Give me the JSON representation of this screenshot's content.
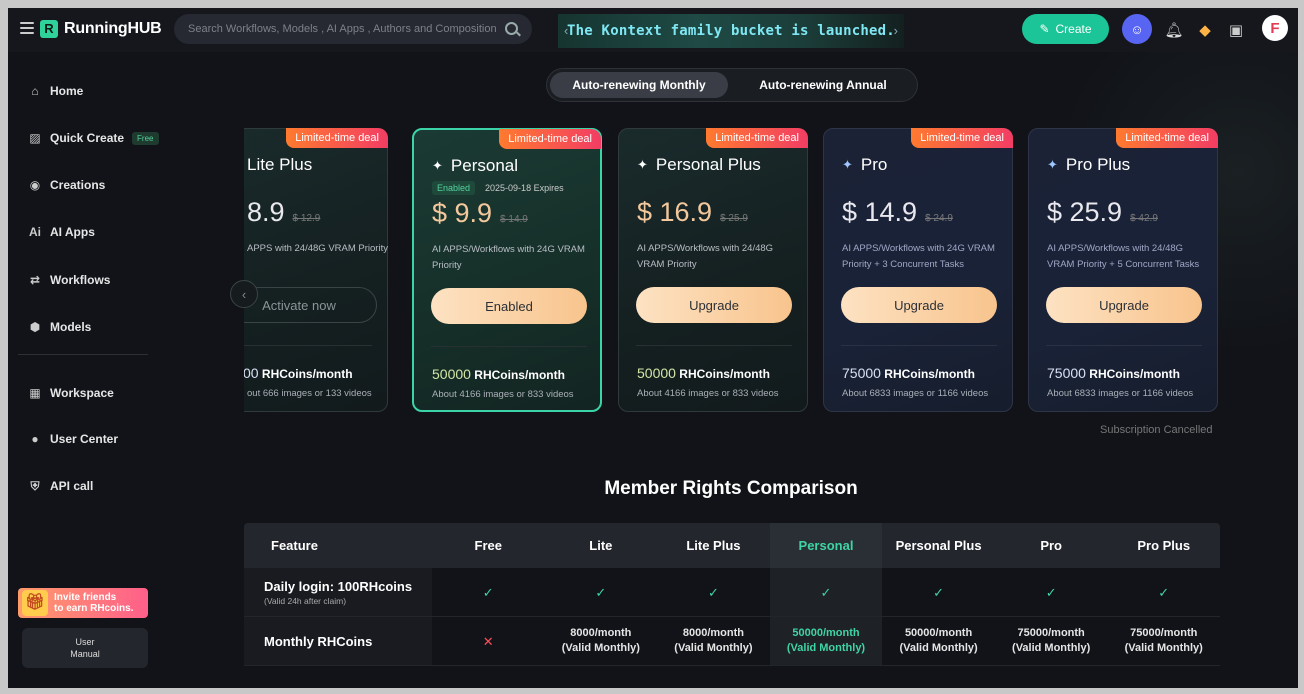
{
  "header": {
    "logo_text": "RunningHUB",
    "search_placeholder": "Search Workflows, Models , AI Apps , Authors and Composition",
    "banner_text": "The Kontext family bucket is launched.",
    "create_label": "Create",
    "avatar_letter": "F"
  },
  "sidebar": {
    "items": [
      {
        "label": "Home",
        "icon": "home-icon"
      },
      {
        "label": "Quick Create",
        "icon": "quick-create-icon",
        "badge": "Free"
      },
      {
        "label": "Creations",
        "icon": "creations-icon"
      },
      {
        "label": "AI Apps",
        "icon": "ai-apps-icon"
      },
      {
        "label": "Workflows",
        "icon": "workflows-icon"
      },
      {
        "label": "Models",
        "icon": "models-icon"
      },
      {
        "label": "Workspace",
        "icon": "workspace-icon"
      },
      {
        "label": "User Center",
        "icon": "user-center-icon"
      },
      {
        "label": "API call",
        "icon": "api-icon"
      }
    ],
    "invite_line1": "Invite friends",
    "invite_line2": "to earn RHcoins.",
    "manual_line1": "User",
    "manual_line2": "Manual"
  },
  "billing_toggle": {
    "monthly": "Auto-renewing Monthly",
    "annual": "Auto-renewing Annual"
  },
  "plans": [
    {
      "name": "Lite Plus",
      "deal": "Limited-time deal",
      "price": "8.9",
      "old_price": "$ 12.9",
      "desc": "APPS with 24/48G VRAM Priority",
      "button": "Activate now",
      "coins": "00",
      "coins_unit": "RHCoins/month",
      "coins_sub": "out 666 images or 133 videos"
    },
    {
      "name": "Personal",
      "deal": "Limited-time deal",
      "enabled_badge": "Enabled",
      "expires": "2025-09-18 Expires",
      "price": "$ 9.9",
      "old_price": "$ 14.9",
      "desc": "AI APPS/Workflows with 24G VRAM Priority",
      "button": "Enabled",
      "coins": "50000",
      "coins_unit": "RHCoins/month",
      "coins_sub": "About 4166 images or 833 videos"
    },
    {
      "name": "Personal Plus",
      "deal": "Limited-time deal",
      "price": "$ 16.9",
      "old_price": "$ 25.9",
      "desc": "AI APPS/Workflows with 24/48G VRAM Priority",
      "button": "Upgrade",
      "coins": "50000",
      "coins_unit": "RHCoins/month",
      "coins_sub": "About 4166 images or 833 videos"
    },
    {
      "name": "Pro",
      "deal": "Limited-time deal",
      "price": "$ 14.9",
      "old_price": "$ 24.9",
      "desc": "AI APPS/Workflows with 24G VRAM Priority + 3 Concurrent Tasks",
      "button": "Upgrade",
      "coins": "75000",
      "coins_unit": "RHCoins/month",
      "coins_sub": "About 6833 images or 1166 videos"
    },
    {
      "name": "Pro Plus",
      "deal": "Limited-time deal",
      "price": "$ 25.9",
      "old_price": "$ 42.9",
      "desc": "AI APPS/Workflows with 24/48G VRAM Priority + 5 Concurrent Tasks",
      "button": "Upgrade",
      "coins": "75000",
      "coins_unit": "RHCoins/month",
      "coins_sub": "About 6833 images or 1166 videos"
    }
  ],
  "subscription_status": "Subscription Cancelled",
  "comparison": {
    "title": "Member Rights Comparison",
    "headers": [
      "Feature",
      "Free",
      "Lite",
      "Lite Plus",
      "Personal",
      "Personal Plus",
      "Pro",
      "Pro Plus"
    ],
    "rows": [
      {
        "feature": "Daily login: 100RHcoins",
        "feature_sub": "(Valid 24h after claim)",
        "cells": [
          "check",
          "check",
          "check",
          "check",
          "check",
          "check",
          "check"
        ]
      },
      {
        "feature": "Monthly RHCoins",
        "feature_sub": "",
        "cells": [
          "cross",
          "8000/month|(Valid Monthly)",
          "8000/month|(Valid Monthly)",
          "50000/month|(Valid Monthly)",
          "50000/month|(Valid Monthly)",
          "75000/month|(Valid Monthly)",
          "75000/month|(Valid Monthly)"
        ]
      }
    ]
  },
  "colors": {
    "accent": "#1cc597",
    "deal_start": "#ff7a2f",
    "deal_end": "#f23d64",
    "button_gold": "#f8c48d"
  }
}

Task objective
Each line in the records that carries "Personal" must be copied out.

Answer space
      "name": "Personal",
      "name": "Personal Plus",
      "Personal",
      "Personal Plus",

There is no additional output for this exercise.